- No horses or yaks were harmed in the making of said burrito


Cons:

- Some of the meat was over cooked

- slightly too much satay sauce


Next up, a cheezboiger cheezboiger-esque experience with the wacky Greek line-cooks at the Mutual Street Deli, me continuing to 'celebrate my Jewiness' at the Corned Beef House AND our very installment of the don't knock it till you've tried it section @ Annex Submarine.

Monday, July 13, 2009

Sandwich History



Sandwiches, as Roland Barthes once said, are a "delicious treat yearning for latent mythologization".

Many people tend to attribute the creation of sandwiches to that feisty English Noble "lil'' John Montagu, the Earl of Sandwich, who was too damn busy ballin/opressing serfs to actually cut his meat and bread separately . I challenge one of my readers to dispute his claim that "getting my greasy mutton hands on my playing cards is elephant-pooping on my cribbage game" (note photo evidence is required)



I however feel that sandwich invention vis-a-vis bread must be seen as a Chicken and Egg scenario (Chicken, Egg and Vis-a-Vis Sandwich review to follow). I imagine the first bakers', when taking their yeasty treats out of the oven for the first time said something like this: "Man I can't wait until someone invents Miracle Whip so I can fux with a Ham and Cheese".

IMO the sandwich represents one of the truly comprehensible things in our world.
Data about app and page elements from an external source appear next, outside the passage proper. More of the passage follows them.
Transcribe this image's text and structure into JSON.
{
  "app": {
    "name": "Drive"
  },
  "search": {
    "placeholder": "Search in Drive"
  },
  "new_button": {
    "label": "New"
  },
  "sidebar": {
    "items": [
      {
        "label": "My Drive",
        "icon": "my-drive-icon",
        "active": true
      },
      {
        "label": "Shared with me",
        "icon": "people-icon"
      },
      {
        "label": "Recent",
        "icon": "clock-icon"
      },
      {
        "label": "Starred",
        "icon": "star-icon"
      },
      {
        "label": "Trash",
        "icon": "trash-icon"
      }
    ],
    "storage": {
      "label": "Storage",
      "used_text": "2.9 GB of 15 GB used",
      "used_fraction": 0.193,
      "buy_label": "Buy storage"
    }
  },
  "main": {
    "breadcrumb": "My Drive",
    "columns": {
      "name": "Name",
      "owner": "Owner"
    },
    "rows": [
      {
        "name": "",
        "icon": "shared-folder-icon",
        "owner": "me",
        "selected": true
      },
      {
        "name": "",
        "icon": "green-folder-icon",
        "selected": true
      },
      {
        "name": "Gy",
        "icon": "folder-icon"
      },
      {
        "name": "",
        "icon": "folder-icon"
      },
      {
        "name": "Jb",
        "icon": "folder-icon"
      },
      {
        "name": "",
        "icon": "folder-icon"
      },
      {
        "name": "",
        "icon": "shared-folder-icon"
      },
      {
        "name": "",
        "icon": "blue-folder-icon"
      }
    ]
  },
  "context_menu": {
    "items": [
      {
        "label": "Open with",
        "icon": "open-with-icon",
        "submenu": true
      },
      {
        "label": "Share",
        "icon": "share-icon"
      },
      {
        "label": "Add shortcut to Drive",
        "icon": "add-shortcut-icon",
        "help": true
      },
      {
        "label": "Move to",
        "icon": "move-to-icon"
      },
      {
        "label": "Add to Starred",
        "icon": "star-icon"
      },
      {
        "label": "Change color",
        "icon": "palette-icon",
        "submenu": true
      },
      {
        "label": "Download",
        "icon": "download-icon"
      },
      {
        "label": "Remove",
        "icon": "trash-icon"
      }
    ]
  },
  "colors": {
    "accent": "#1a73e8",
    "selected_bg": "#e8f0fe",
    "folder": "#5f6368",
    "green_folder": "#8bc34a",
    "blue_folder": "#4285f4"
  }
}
Bread + Filling + Condiment= perfection!

Later this week, TGCSB (not an erotic sounding yogurt spin off company but rather the anagram of this blog) will be reviewing: lamb satay burritos, a french fry stuffed roast beef sammie and a spattering of pastrami, smoked chicken and pulled pork.